NORTH ADAMS -- Pinhole cameras are not new inventions. Chinese writings of the fifth century BC and Aristotle’s fourth century BC writings refer to pinhole images. In the 16th century astronomers used pinhole Cameras to study solar eclipses.
In the 1890s pinhole cameras became widely available to the general public in the United States, Europe and Japan. Over time, as realism and technology entered the art world, the pinhole cameras practically disappeared. However, beginning in the late 1960s several artists began to experiment with pinhole techniques.
Basically, a pinhole camera is a small-hole lensless camera. Light from the subject passes through the hole and projects an inverted image in the camera which is captured on photographic paper and film. Pinhole cameras can be crude constructions or scientific instruments. Today, artists and scientists are interested in pinhole cameras alike.
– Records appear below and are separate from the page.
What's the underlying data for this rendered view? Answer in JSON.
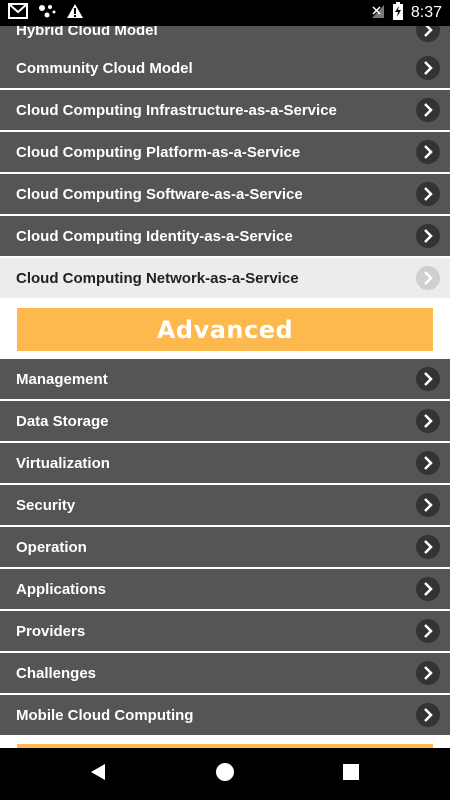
{
  "status_bar": {
    "time": "8:37",
    "left_icons": [
      "gmail-icon",
      "assistant-dots-icon",
      "warning-icon"
    ],
    "right_icons": [
      "signal-off-icon",
      "battery-charging-icon"
    ]
  },
  "cloud_models": [
    {
      "label": "Hybrid Cloud Model"
    },
    {
      "label": "Community Cloud Model"
    },
    {
      "label": "Cloud Computing Infrastructure-as-a-Service"
    },
    {
      "label": "Cloud Computing Platform-as-a-Service"
    },
    {
      "label": "Cloud Computing Software-as-a-Service"
    },
    {
      "label": "Cloud Computing Identity-as-a-Service"
    },
    {
      "label": "Cloud Computing Network-as-a-Service",
      "selected": true
    }
  ],
  "advanced_section": {
    "title": "Advanced",
    "items": [
      {
        "label": "Management"
      },
      {
        "label": "Data Storage"
      },
      {
        "label": "Virtualization"
      },
      {
        "label": "Security"
      },
      {
        "label": "Operation"
      },
      {
        "label": "Applications"
      },
      {
        "label": "Providers"
      },
      {
        "label": "Challenges"
      },
      {
        "label": "Mobile Cloud Computing"
      }
    ]
  },
  "colors": {
    "row_bg": "#555555",
    "selected_bg": "#ececec",
    "accent": "#fdb94d"
  },
  "nav_bar": {
    "buttons": [
      "back-icon",
      "home-icon",
      "recents-icon"
    ]
  }
}
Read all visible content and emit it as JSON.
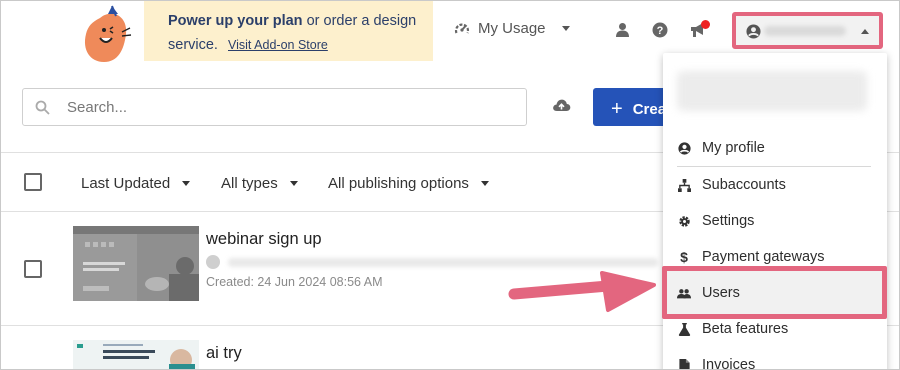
{
  "header": {
    "promo": {
      "bold": "Power up your plan",
      "rest": "or order a design service.",
      "link": "Visit Add-on Store"
    },
    "usage_label": "My Usage",
    "icons": [
      "user-icon",
      "help-icon",
      "megaphone-icon",
      "account-icon"
    ]
  },
  "toolbar": {
    "search_placeholder": "Search...",
    "create_label": "Crea"
  },
  "filters": [
    {
      "label": "Last Updated"
    },
    {
      "label": "All types"
    },
    {
      "label": "All publishing options"
    }
  ],
  "rows": [
    {
      "title": "webinar sign up",
      "created": "Created: 24 Jun 2024 08:56 AM"
    },
    {
      "title": "ai try"
    }
  ],
  "account_menu": {
    "items": [
      {
        "label": "My profile",
        "icon": "account-circle-icon"
      },
      {
        "label": "Subaccounts",
        "icon": "sitemap-icon"
      },
      {
        "label": "Settings",
        "icon": "gear-icon"
      },
      {
        "label": "Payment gateways",
        "icon": "dollar-icon"
      },
      {
        "label": "Users",
        "icon": "users-icon"
      },
      {
        "label": "Beta features",
        "icon": "flask-icon"
      },
      {
        "label": "Invoices",
        "icon": "file-icon"
      }
    ],
    "highlight_color": "#e3667f"
  },
  "colors": {
    "brand_blue": "#2553b8",
    "promo_bg": "#fdf0cd",
    "highlight": "#e3667f",
    "notification": "#ee2222"
  }
}
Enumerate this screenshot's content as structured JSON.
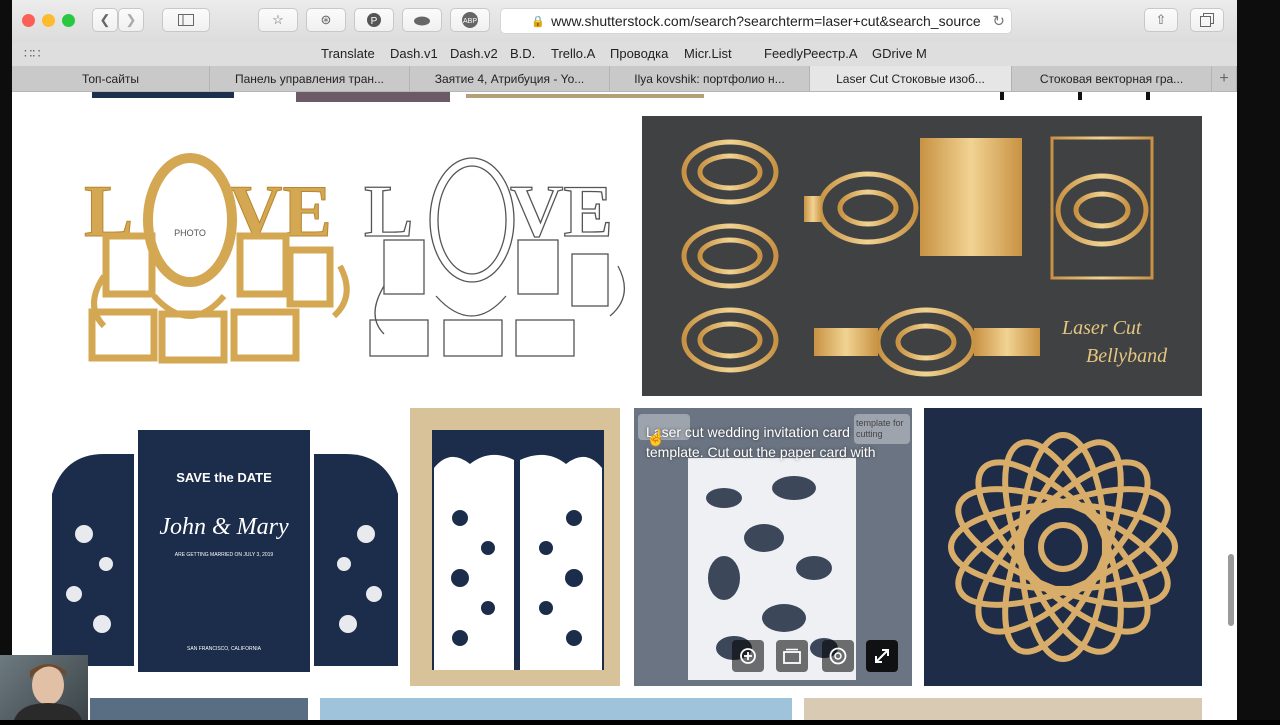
{
  "browser": {
    "url": "www.shutterstock.com/search?searchterm=laser+cut&search_source",
    "bookmarks": [
      "Translate",
      "Dash.v1",
      "Dash.v2",
      "B.D.",
      "Trello.A",
      "Проводка",
      "Micr.List",
      "Feedly",
      "Реестр.А",
      "GDrive M"
    ],
    "tabs": [
      {
        "label": "Топ-сайты",
        "active": false
      },
      {
        "label": "Панель управления тран...",
        "active": false
      },
      {
        "label": "Заятие 4, Атрибуция - Yo...",
        "active": false
      },
      {
        "label": "Ilya kovshik: портфолио н...",
        "active": false
      },
      {
        "label": "Laser Cut Стоковые изоб...",
        "active": true
      },
      {
        "label": "Стоковая векторная гра...",
        "active": false
      }
    ]
  },
  "images": {
    "love_frame": {
      "word": "LOVE",
      "photo_label": "PHOTO"
    },
    "bellyband": {
      "line1": "Laser Cut",
      "line2": "Bellyband"
    },
    "save_the_date": {
      "title": "SAVE the DATE",
      "names": "John & Mary",
      "subtitle": "ARE GETTING MARRIED ON JULY 3, 2019",
      "location": "SAN FRANCISCO, CALIFORNIA"
    },
    "hover_card": {
      "description": "Laser cut wedding invitation card template. Cut out the paper card with",
      "corner_tag": "template for cutting"
    }
  },
  "colors": {
    "gold": "#d4a752",
    "navy": "#1b2d4a",
    "dark_gray": "#3f4143",
    "beige": "#d8c29a"
  }
}
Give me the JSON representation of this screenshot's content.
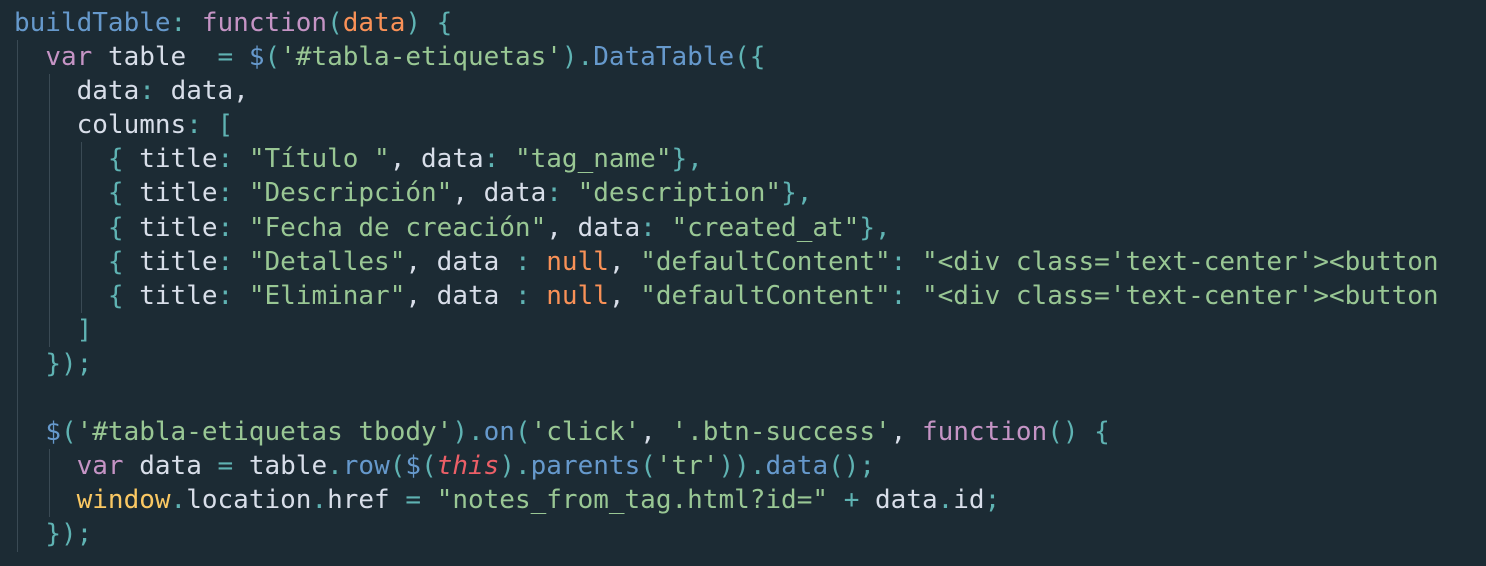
{
  "editor": {
    "colors": {
      "background": "#1c2b34",
      "plain": "#d8dee9",
      "property": "#6699cc",
      "keyword": "#c594c5",
      "param": "#f99157",
      "punctuation": "#5fb3b3",
      "string": "#99c794",
      "function": "#6699cc",
      "null": "#f99157",
      "this": "#ec5f67",
      "global": "#fac863",
      "operator": "#5fb3b3",
      "indent_guide": "#3a4a54"
    },
    "lines": [
      {
        "indent": 0,
        "tokens": [
          {
            "t": "prop",
            "v": "buildTable"
          },
          {
            "t": "punct",
            "v": ": "
          },
          {
            "t": "keyword",
            "v": "function"
          },
          {
            "t": "punct",
            "v": "("
          },
          {
            "t": "param",
            "v": "data"
          },
          {
            "t": "punct",
            "v": ") {"
          }
        ]
      },
      {
        "indent": 1,
        "tokens": [
          {
            "t": "keyword",
            "v": "var "
          },
          {
            "t": "plain",
            "v": "table  "
          },
          {
            "t": "operator",
            "v": "= "
          },
          {
            "t": "function",
            "v": "$"
          },
          {
            "t": "punct",
            "v": "("
          },
          {
            "t": "string",
            "v": "'#tabla-etiquetas'"
          },
          {
            "t": "punct",
            "v": ")."
          },
          {
            "t": "function",
            "v": "DataTable"
          },
          {
            "t": "punct",
            "v": "({"
          }
        ]
      },
      {
        "indent": 2,
        "tokens": [
          {
            "t": "plain",
            "v": "data"
          },
          {
            "t": "punct",
            "v": ": "
          },
          {
            "t": "plain",
            "v": "data,"
          }
        ]
      },
      {
        "indent": 2,
        "tokens": [
          {
            "t": "plain",
            "v": "columns"
          },
          {
            "t": "punct",
            "v": ": ["
          }
        ]
      },
      {
        "indent": 3,
        "tokens": [
          {
            "t": "punct",
            "v": "{ "
          },
          {
            "t": "plain",
            "v": "title"
          },
          {
            "t": "punct",
            "v": ": "
          },
          {
            "t": "string",
            "v": "\"Título \""
          },
          {
            "t": "plain",
            "v": ", data"
          },
          {
            "t": "punct",
            "v": ": "
          },
          {
            "t": "string",
            "v": "\"tag_name\""
          },
          {
            "t": "punct",
            "v": "},"
          }
        ]
      },
      {
        "indent": 3,
        "tokens": [
          {
            "t": "punct",
            "v": "{ "
          },
          {
            "t": "plain",
            "v": "title"
          },
          {
            "t": "punct",
            "v": ": "
          },
          {
            "t": "string",
            "v": "\"Descripción\""
          },
          {
            "t": "plain",
            "v": ", data"
          },
          {
            "t": "punct",
            "v": ": "
          },
          {
            "t": "string",
            "v": "\"description\""
          },
          {
            "t": "punct",
            "v": "},"
          }
        ]
      },
      {
        "indent": 3,
        "tokens": [
          {
            "t": "punct",
            "v": "{ "
          },
          {
            "t": "plain",
            "v": "title"
          },
          {
            "t": "punct",
            "v": ": "
          },
          {
            "t": "string",
            "v": "\"Fecha de creación\""
          },
          {
            "t": "plain",
            "v": ", data"
          },
          {
            "t": "punct",
            "v": ": "
          },
          {
            "t": "string",
            "v": "\"created_at\""
          },
          {
            "t": "punct",
            "v": "},"
          }
        ]
      },
      {
        "indent": 3,
        "tokens": [
          {
            "t": "punct",
            "v": "{ "
          },
          {
            "t": "plain",
            "v": "title"
          },
          {
            "t": "punct",
            "v": ": "
          },
          {
            "t": "string",
            "v": "\"Detalles\""
          },
          {
            "t": "plain",
            "v": ", data "
          },
          {
            "t": "punct",
            "v": ": "
          },
          {
            "t": "null",
            "v": "null"
          },
          {
            "t": "plain",
            "v": ", "
          },
          {
            "t": "string",
            "v": "\"defaultContent\""
          },
          {
            "t": "punct",
            "v": ": "
          },
          {
            "t": "string",
            "v": "\"<div class='text-center'><button"
          }
        ]
      },
      {
        "indent": 3,
        "tokens": [
          {
            "t": "punct",
            "v": "{ "
          },
          {
            "t": "plain",
            "v": "title"
          },
          {
            "t": "punct",
            "v": ": "
          },
          {
            "t": "string",
            "v": "\"Eliminar\""
          },
          {
            "t": "plain",
            "v": ", data "
          },
          {
            "t": "punct",
            "v": ": "
          },
          {
            "t": "null",
            "v": "null"
          },
          {
            "t": "plain",
            "v": ", "
          },
          {
            "t": "string",
            "v": "\"defaultContent\""
          },
          {
            "t": "punct",
            "v": ": "
          },
          {
            "t": "string",
            "v": "\"<div class='text-center'><button"
          }
        ]
      },
      {
        "indent": 2,
        "tokens": [
          {
            "t": "punct",
            "v": "]"
          }
        ]
      },
      {
        "indent": 1,
        "tokens": [
          {
            "t": "punct",
            "v": "});"
          }
        ]
      },
      {
        "indent": 0,
        "tokens": [],
        "guides": 1
      },
      {
        "indent": 1,
        "tokens": [
          {
            "t": "function",
            "v": "$"
          },
          {
            "t": "punct",
            "v": "("
          },
          {
            "t": "string",
            "v": "'#tabla-etiquetas tbody'"
          },
          {
            "t": "punct",
            "v": ")."
          },
          {
            "t": "function",
            "v": "on"
          },
          {
            "t": "punct",
            "v": "("
          },
          {
            "t": "string",
            "v": "'click'"
          },
          {
            "t": "plain",
            "v": ", "
          },
          {
            "t": "string",
            "v": "'.btn-success'"
          },
          {
            "t": "plain",
            "v": ", "
          },
          {
            "t": "keyword",
            "v": "function"
          },
          {
            "t": "punct",
            "v": "() {"
          }
        ]
      },
      {
        "indent": 2,
        "tokens": [
          {
            "t": "keyword",
            "v": "var "
          },
          {
            "t": "plain",
            "v": "data "
          },
          {
            "t": "operator",
            "v": "= "
          },
          {
            "t": "plain",
            "v": "table"
          },
          {
            "t": "punct",
            "v": "."
          },
          {
            "t": "function",
            "v": "row"
          },
          {
            "t": "punct",
            "v": "("
          },
          {
            "t": "function",
            "v": "$"
          },
          {
            "t": "punct",
            "v": "("
          },
          {
            "t": "this",
            "v": "this"
          },
          {
            "t": "punct",
            "v": ")."
          },
          {
            "t": "function",
            "v": "parents"
          },
          {
            "t": "punct",
            "v": "("
          },
          {
            "t": "string",
            "v": "'tr'"
          },
          {
            "t": "punct",
            "v": "))."
          },
          {
            "t": "function",
            "v": "data"
          },
          {
            "t": "punct",
            "v": "();"
          }
        ]
      },
      {
        "indent": 2,
        "tokens": [
          {
            "t": "global",
            "v": "window"
          },
          {
            "t": "punct",
            "v": "."
          },
          {
            "t": "plain",
            "v": "location"
          },
          {
            "t": "punct",
            "v": "."
          },
          {
            "t": "plain",
            "v": "href "
          },
          {
            "t": "operator",
            "v": "= "
          },
          {
            "t": "string",
            "v": "\"notes_from_tag.html?id=\""
          },
          {
            "t": "plain",
            "v": " "
          },
          {
            "t": "operator",
            "v": "+ "
          },
          {
            "t": "plain",
            "v": "data"
          },
          {
            "t": "punct",
            "v": "."
          },
          {
            "t": "plain",
            "v": "id"
          },
          {
            "t": "punct",
            "v": ";"
          }
        ]
      },
      {
        "indent": 1,
        "tokens": [
          {
            "t": "punct",
            "v": "});"
          }
        ]
      }
    ]
  }
}
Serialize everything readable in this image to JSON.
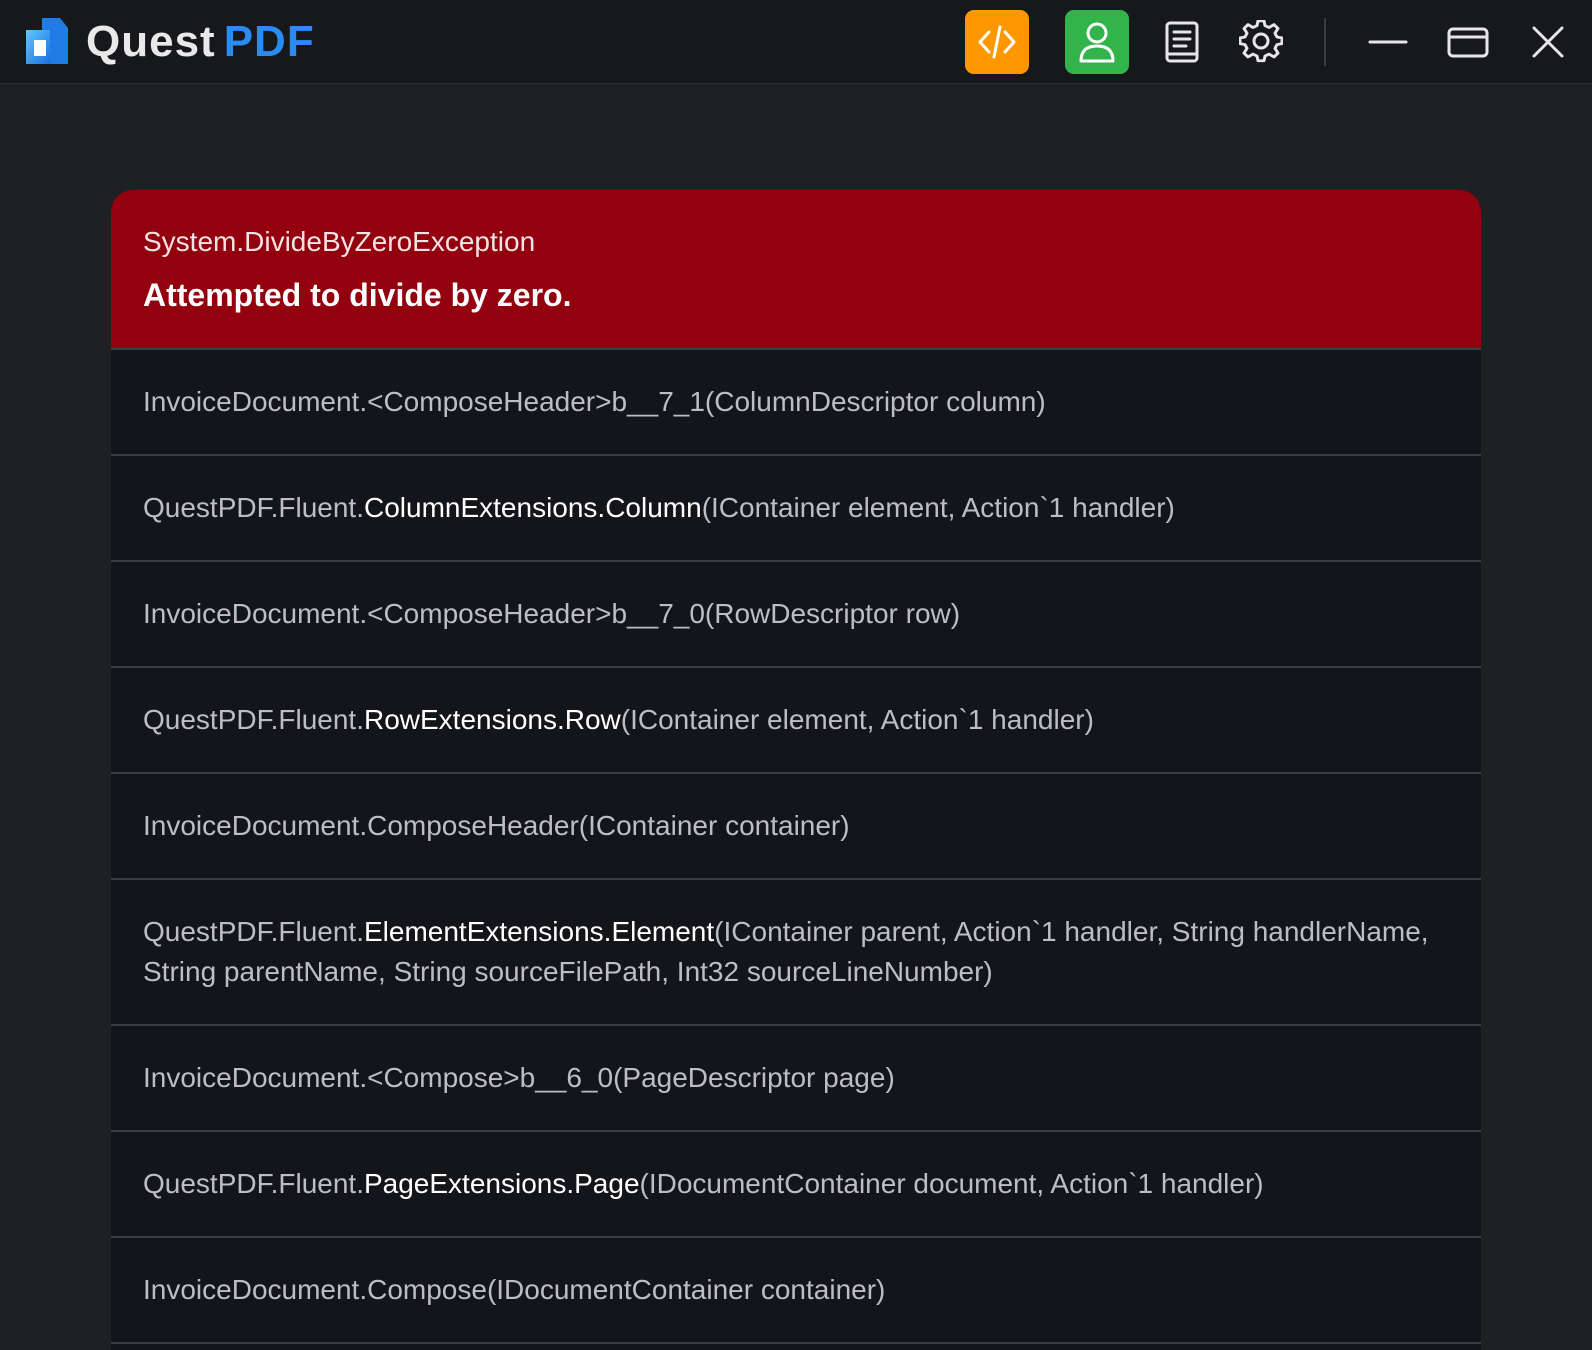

Join the Brill Gallery as it welcomes pinhole photographers Dan McCormack and North Adams’ Bill Guild, on Saturday, July 19, from 6 to 8 p.m., at Studio 109 Eclipse Mill, 243 Union St. There will be an artists’ talk at 7 p.m.
McCormack studied photography at the Illinois Institute of Technology, Institute of Design where he studied with the likes of Aaron Siskind, Wynn Bullock, Joe Jachna and Arthur Siegel.
McCormack received his MFA in Photography from The School Of The Art Institute Of Chicago where he studied with Ken Josephson and Barbara Crane.
At the age of 8, Guild received a Brownie Camera from his father.
From that point on, a camera was never far away. He was challenged by the images he could capture. Guild went on to receive his BS degree from Brooklyn College and from there he went on to Dental School at Tufts University in Boston. Guild is based in North Adams.
For those interested in learning about photographing a nude model from a master, you should try to sign up for this limited opportunity, Sunday, Aug. 18, from 1 to 4 p.m.
The workshop meets at the Eclipse Gallery in the Eclipse Mill.
There is a $125 fee, which includes model fee. The workshop is limited to six participants.
For questions about the exhibit or opening, or to register for the workshop: 413-664-4353.